Work instructions - Check every line of the material for the word "title". Copy those that have it.

Available records -
---*---

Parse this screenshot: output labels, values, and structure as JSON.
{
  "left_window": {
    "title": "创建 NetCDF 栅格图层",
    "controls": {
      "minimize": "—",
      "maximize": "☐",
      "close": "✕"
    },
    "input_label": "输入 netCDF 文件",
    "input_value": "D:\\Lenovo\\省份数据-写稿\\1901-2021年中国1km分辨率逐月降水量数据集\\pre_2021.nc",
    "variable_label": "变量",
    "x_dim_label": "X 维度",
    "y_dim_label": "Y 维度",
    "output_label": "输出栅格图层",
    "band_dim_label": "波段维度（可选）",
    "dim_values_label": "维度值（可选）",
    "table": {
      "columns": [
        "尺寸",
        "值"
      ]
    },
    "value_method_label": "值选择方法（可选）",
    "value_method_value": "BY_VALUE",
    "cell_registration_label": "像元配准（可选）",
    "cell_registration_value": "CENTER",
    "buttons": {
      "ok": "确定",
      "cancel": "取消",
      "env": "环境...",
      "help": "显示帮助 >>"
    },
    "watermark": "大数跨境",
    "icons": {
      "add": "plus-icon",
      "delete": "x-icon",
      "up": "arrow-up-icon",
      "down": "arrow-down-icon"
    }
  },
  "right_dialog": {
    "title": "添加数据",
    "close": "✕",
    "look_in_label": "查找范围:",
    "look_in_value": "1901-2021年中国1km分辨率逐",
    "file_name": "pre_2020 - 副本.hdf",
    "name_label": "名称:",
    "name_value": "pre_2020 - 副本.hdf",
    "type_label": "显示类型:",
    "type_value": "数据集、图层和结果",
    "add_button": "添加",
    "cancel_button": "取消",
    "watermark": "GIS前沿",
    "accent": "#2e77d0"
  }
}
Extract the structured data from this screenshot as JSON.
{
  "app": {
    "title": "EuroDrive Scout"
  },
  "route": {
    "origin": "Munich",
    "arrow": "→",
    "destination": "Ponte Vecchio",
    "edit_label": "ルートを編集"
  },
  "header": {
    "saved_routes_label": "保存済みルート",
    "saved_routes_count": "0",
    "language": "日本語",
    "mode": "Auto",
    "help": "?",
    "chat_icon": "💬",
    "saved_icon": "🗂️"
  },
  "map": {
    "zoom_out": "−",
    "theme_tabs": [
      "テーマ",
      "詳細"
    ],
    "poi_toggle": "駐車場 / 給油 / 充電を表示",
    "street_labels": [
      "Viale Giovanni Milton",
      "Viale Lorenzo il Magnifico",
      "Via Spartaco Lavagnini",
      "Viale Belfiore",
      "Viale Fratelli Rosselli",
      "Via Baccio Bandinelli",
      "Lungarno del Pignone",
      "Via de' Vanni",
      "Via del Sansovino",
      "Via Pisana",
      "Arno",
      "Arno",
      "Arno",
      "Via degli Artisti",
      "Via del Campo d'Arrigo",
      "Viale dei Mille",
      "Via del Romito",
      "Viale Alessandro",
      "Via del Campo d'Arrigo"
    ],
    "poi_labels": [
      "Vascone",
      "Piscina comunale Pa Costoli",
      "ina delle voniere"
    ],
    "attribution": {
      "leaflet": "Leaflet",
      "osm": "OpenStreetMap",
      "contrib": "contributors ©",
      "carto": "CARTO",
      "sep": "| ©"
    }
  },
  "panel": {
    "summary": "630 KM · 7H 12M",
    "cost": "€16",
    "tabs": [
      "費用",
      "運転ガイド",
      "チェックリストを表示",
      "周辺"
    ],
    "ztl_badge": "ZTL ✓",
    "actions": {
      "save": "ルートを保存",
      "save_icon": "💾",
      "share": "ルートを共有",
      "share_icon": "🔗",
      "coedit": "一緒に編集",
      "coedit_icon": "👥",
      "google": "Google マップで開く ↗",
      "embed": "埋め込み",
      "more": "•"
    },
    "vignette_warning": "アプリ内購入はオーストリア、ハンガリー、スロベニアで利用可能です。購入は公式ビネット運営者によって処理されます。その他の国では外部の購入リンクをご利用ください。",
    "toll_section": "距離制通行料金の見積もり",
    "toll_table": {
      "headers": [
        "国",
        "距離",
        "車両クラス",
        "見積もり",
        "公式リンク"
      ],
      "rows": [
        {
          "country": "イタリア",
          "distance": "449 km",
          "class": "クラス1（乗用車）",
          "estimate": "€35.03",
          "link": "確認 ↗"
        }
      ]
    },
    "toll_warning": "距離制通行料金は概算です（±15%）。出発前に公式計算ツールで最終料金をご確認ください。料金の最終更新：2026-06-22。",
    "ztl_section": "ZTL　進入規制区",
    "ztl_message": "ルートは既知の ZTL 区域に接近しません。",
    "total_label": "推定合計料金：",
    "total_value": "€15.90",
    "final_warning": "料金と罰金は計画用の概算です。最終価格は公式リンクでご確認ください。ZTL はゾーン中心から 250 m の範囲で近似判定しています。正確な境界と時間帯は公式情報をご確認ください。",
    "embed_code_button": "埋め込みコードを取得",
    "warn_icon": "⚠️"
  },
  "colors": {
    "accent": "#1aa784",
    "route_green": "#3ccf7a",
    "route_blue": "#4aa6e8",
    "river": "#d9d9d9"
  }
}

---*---

Output below -
    "title": "创建 NetCDF 栅格图层",
    "title": "添加数据",
    "title": "EuroDrive Scout"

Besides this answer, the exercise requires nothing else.